Tally the lines below that contain "从读懂财务报表开始". The number is the whole answer.

[Material provided Boundary: Start]

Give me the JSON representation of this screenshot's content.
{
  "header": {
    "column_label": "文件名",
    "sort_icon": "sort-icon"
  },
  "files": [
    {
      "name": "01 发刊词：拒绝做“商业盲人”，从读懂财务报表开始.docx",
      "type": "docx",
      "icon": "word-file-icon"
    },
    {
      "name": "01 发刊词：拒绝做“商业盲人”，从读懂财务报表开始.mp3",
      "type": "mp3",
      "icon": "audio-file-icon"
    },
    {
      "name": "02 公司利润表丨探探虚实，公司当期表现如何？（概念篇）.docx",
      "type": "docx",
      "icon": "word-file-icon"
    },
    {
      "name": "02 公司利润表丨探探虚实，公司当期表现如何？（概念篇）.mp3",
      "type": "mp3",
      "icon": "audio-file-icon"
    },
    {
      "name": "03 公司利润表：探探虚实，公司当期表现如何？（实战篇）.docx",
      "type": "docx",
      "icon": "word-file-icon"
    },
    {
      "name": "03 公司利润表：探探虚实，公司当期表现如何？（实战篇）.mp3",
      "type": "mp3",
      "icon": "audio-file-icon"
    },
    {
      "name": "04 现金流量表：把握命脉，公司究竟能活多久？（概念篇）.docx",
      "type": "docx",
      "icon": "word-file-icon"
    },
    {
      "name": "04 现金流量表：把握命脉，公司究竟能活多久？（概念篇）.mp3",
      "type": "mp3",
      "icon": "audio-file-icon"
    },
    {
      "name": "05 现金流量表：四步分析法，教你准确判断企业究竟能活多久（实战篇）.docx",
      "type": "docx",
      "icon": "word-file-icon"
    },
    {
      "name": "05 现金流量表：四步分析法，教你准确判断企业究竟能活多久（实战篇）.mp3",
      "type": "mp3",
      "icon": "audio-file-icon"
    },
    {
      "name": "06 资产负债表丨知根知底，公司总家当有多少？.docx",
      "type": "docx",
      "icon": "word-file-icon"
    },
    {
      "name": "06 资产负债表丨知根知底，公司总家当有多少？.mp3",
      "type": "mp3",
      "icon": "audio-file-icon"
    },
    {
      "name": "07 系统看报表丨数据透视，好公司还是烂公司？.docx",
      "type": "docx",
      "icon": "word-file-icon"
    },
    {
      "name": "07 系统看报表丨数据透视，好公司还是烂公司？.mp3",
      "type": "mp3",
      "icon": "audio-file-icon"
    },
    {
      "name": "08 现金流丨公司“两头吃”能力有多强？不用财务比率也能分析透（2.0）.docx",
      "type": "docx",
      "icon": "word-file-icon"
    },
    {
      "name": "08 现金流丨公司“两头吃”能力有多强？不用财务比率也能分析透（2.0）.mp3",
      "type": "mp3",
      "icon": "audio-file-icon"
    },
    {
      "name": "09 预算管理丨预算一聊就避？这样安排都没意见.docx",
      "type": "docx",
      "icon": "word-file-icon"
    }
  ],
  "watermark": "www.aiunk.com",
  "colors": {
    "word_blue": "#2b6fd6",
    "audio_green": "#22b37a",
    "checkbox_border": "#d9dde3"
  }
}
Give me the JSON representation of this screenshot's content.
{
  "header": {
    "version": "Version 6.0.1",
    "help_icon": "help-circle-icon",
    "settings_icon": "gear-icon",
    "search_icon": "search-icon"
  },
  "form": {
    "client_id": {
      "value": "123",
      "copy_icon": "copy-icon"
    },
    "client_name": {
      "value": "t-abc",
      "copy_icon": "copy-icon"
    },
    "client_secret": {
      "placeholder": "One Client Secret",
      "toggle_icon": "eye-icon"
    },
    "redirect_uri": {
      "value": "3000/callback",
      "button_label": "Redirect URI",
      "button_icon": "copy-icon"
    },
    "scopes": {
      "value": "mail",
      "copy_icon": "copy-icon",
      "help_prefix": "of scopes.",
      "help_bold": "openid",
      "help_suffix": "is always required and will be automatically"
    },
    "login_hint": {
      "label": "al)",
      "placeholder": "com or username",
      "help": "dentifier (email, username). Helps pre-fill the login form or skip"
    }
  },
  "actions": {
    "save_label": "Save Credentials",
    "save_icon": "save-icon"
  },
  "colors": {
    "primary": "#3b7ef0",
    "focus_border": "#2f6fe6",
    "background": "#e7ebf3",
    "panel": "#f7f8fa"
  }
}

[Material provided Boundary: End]

Completed task.
2